TASK ITEM ▸
Exactly the lines from the one with "Enumerate this screenshot's" through the end of the records below are needed, minus any pictures.

RECORD EXCERPTS ▸
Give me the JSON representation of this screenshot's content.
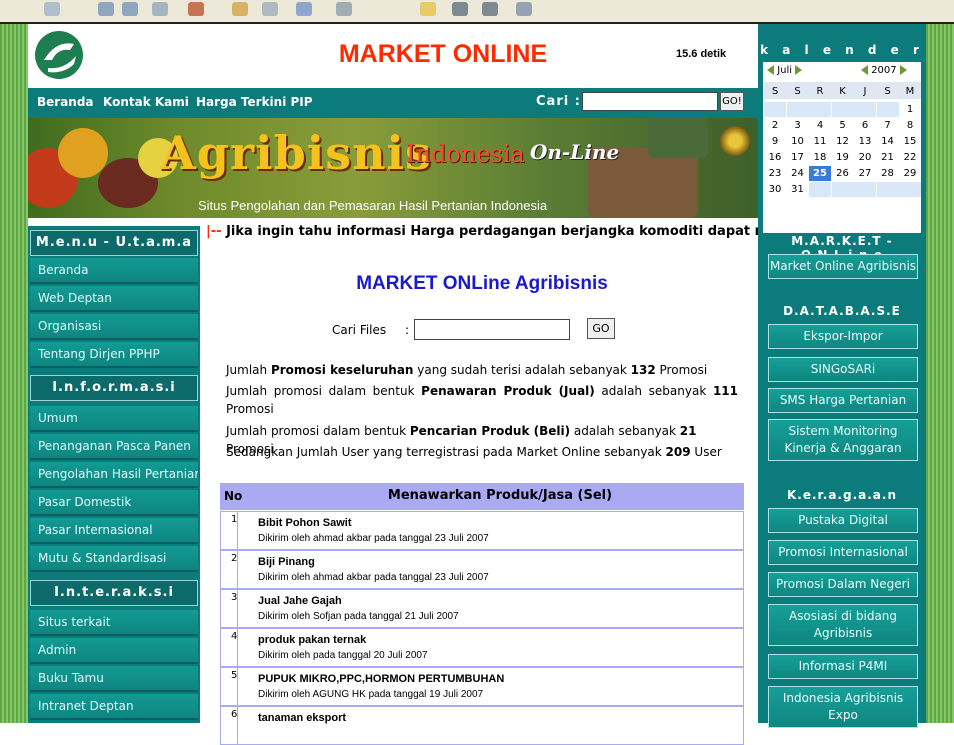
{
  "header": {
    "title": "MARKET ONLINE",
    "timer": "15.6 detik"
  },
  "nav": {
    "links": [
      "Beranda",
      "Kontak Kami",
      "Harga Terkini PIP"
    ],
    "search_label": "Cari :",
    "search_value": "",
    "go_label": "GO!"
  },
  "banner": {
    "title": "Agribisnis",
    "indonesia": "Indonesia",
    "online": "On-Line",
    "subtitle": "Situs Pengolahan dan Pemasaran Hasil Pertanian Indonesia"
  },
  "left_menu": {
    "sections": [
      {
        "title": "M.e.n.u - U.t.a.m.a",
        "items": [
          "Beranda",
          "Web Deptan",
          "Organisasi",
          "Tentang Dirjen PPHP"
        ]
      },
      {
        "title": "I.n.f.o.r.m.a.s.i",
        "items": [
          "Umum",
          "Penanganan Pasca Panen",
          "Pengolahan Hasil Pertanian",
          "Pasar Domestik",
          "Pasar Internasional",
          "Mutu & Standardisasi"
        ]
      },
      {
        "title": "I.n.t.e.r.a.k.s.i",
        "items": [
          "Situs terkait",
          "Admin",
          "Buku Tamu",
          "Intranet Deptan"
        ]
      }
    ]
  },
  "ticker": {
    "bar": "|--",
    "text": "Jika ingin tahu informasi Harga perdagangan berjangka komoditi dapat m"
  },
  "main": {
    "title": "MARKET ONLine Agribisnis",
    "cari_files_label": "Cari Files",
    "cari_files_colon": ":",
    "cari_files_value": "",
    "go_label": "GO",
    "stats": {
      "line1_a": "Jumlah ",
      "line1_b": "Promosi keseluruhan",
      "line1_c": " yang sudah terisi adalah sebanyak ",
      "line1_d": "132",
      "line1_e": " Promosi",
      "line2_a": "Jumlah promosi dalam bentuk ",
      "line2_b": "Penawaran Produk (Jual)",
      "line2_c": " adalah sebanyak ",
      "line2_d": "111",
      "line2_e": " Promosi",
      "line3_a": "Jumlah promosi dalam bentuk ",
      "line3_b": "Pencarian Produk (Beli)",
      "line3_c": " adalah sebanyak ",
      "line3_d": "21",
      "line3_e": " Promosi",
      "line4_a": "Sedangkan Jumlah User yang terregistrasi pada Market Online sebanyak ",
      "line4_b": "209",
      "line4_c": " User"
    }
  },
  "table": {
    "col_no": "No",
    "col_title": "Menawarkan Produk/Jasa (Sel)",
    "rows": [
      {
        "no": "1",
        "name": "Bibit Pohon Sawit",
        "meta": "Dikirim oleh ahmad akbar pada tanggal 23 Juli 2007"
      },
      {
        "no": "2",
        "name": "Biji Pinang",
        "meta": "Dikirim oleh ahmad akbar pada tanggal 23 Juli 2007"
      },
      {
        "no": "3",
        "name": "Jual Jahe Gajah",
        "meta": "Dikirim oleh Sofjan pada tanggal 21 Juli 2007"
      },
      {
        "no": "4",
        "name": "produk pakan ternak",
        "meta": "Dikirim oleh pada tanggal 20 Juli 2007"
      },
      {
        "no": "5",
        "name": "PUPUK MIKRO,PPC,HORMON PERTUMBUHAN",
        "meta": "Dikirim oleh AGUNG HK pada tanggal 19 Juli 2007"
      },
      {
        "no": "6",
        "name": "tanaman eksport",
        "meta": ""
      }
    ]
  },
  "calendar": {
    "title": "k a l e n d e r",
    "month": "Juli",
    "year": "2007",
    "days": [
      "S",
      "S",
      "R",
      "K",
      "J",
      "S",
      "M"
    ],
    "weeks": [
      [
        "",
        "",
        "",
        "",
        "",
        "",
        "1"
      ],
      [
        "2",
        "3",
        "4",
        "5",
        "6",
        "7",
        "8"
      ],
      [
        "9",
        "10",
        "11",
        "12",
        "13",
        "14",
        "15"
      ],
      [
        "16",
        "17",
        "18",
        "19",
        "20",
        "21",
        "22"
      ],
      [
        "23",
        "24",
        "25",
        "26",
        "27",
        "28",
        "29"
      ],
      [
        "30",
        "31",
        "",
        "",
        "",
        "",
        ""
      ]
    ],
    "today": "25"
  },
  "right_menu": {
    "market_head": "M.A.R.K.E.T - O.N.L.i.n.e",
    "market_items": [
      "Market Online Agribisnis"
    ],
    "database_head": "D.A.T.A.B.A.S.E",
    "database_items": [
      "Ekspor-Impor",
      "SINGoSARi",
      "SMS Harga Pertanian",
      "Sistem Monitoring Kinerja & Anggaran"
    ],
    "keragaan_head": "K.e.r.a.g.a.a.n",
    "keragaan_items": [
      "Pustaka Digital",
      "Promosi Internasional",
      "Promosi Dalam Negeri",
      "Asosiasi di bidang Agribisnis",
      "Informasi P4MI",
      "Indonesia Agribisnis Expo"
    ]
  },
  "colors": {
    "teal": "#0b7b7b",
    "title_red": "#ff2a00",
    "main_title_blue": "#1a1acc",
    "table_head": "#a9a9f4"
  }
}
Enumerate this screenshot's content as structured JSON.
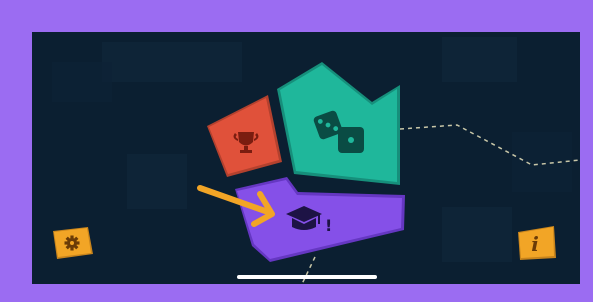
{
  "screen": {
    "background_color": "#0b1f31",
    "frame_color": "#9b6cf2"
  },
  "tiles": [
    {
      "name": "trophy",
      "icon": "trophy-icon",
      "color": "#e0513a",
      "icon_color": "#7a1d10"
    },
    {
      "name": "dice",
      "icon": "dice-icon",
      "color": "#1fb79b",
      "icon_color": "#0a4c44"
    },
    {
      "name": "learn",
      "icon": "graduation-cap-icon",
      "color": "#8550e8",
      "icon_color": "#1d1345",
      "badge": "!"
    }
  ],
  "corner_buttons": {
    "settings": {
      "icon": "gear-icon",
      "color": "#f2a526"
    },
    "info": {
      "icon": "info-icon",
      "color": "#f2a526",
      "glyph": "i"
    }
  },
  "tutorial_arrow": {
    "icon": "arrow-icon",
    "color": "#f2a526"
  }
}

ANSWER TO THIS PROBLEM ▸
Enumerate this screenshot's content as structured JSON.
{
  "screen": {
    "background_color": "#0b1f31",
    "frame_color": "#9b6cf2"
  },
  "tiles": [
    {
      "name": "trophy",
      "icon": "trophy-icon",
      "color": "#e0513a",
      "icon_color": "#7a1d10"
    },
    {
      "name": "dice",
      "icon": "dice-icon",
      "color": "#1fb79b",
      "icon_color": "#0a4c44"
    },
    {
      "name": "learn",
      "icon": "graduation-cap-icon",
      "color": "#8550e8",
      "icon_color": "#1d1345",
      "badge": "!"
    }
  ],
  "corner_buttons": {
    "settings": {
      "icon": "gear-icon",
      "color": "#f2a526"
    },
    "info": {
      "icon": "info-icon",
      "color": "#f2a526",
      "glyph": "i"
    }
  },
  "tutorial_arrow": {
    "icon": "arrow-icon",
    "color": "#f2a526"
  }
}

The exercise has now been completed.